About this exercise →
Narrow the data below down to the lines containing "value".

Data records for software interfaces
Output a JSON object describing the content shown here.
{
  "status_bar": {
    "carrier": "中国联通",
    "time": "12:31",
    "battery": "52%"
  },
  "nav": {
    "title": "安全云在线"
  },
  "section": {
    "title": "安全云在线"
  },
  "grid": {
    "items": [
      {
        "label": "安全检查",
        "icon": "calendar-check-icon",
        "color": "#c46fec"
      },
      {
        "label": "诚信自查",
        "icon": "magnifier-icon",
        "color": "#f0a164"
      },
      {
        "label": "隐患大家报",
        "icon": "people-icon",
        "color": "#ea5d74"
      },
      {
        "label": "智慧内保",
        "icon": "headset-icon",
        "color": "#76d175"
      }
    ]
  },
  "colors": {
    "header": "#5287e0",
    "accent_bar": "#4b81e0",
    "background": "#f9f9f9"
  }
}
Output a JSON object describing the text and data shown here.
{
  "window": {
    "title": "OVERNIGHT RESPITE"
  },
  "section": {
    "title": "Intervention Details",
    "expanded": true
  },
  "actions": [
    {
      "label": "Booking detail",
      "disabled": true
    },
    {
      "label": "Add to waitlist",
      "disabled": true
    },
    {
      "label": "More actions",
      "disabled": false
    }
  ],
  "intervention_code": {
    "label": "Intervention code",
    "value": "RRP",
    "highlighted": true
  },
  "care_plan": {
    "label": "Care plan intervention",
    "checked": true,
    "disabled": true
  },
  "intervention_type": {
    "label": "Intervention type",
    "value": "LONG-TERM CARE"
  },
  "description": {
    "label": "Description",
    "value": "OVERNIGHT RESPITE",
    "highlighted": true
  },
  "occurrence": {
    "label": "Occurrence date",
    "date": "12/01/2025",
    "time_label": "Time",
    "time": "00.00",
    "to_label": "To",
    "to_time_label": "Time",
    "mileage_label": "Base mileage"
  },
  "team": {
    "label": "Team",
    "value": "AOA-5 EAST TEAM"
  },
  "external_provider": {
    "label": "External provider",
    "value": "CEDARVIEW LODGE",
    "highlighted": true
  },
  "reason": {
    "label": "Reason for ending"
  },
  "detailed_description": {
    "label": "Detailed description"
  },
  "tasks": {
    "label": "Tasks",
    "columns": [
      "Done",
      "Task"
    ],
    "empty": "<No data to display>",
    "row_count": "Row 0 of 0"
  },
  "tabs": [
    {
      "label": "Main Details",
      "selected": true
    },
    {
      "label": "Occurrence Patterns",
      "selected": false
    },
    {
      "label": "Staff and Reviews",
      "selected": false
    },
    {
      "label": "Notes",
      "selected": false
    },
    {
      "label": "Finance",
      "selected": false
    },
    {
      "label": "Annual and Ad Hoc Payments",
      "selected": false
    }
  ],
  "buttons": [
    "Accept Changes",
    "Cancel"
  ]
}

Answer space →
    "value": "RRP",
    "value": "LONG-TERM CARE"
    "value": "OVERNIGHT RESPITE",
    "value": "AOA-5 EAST TEAM"
    "value": "CEDARVIEW LODGE",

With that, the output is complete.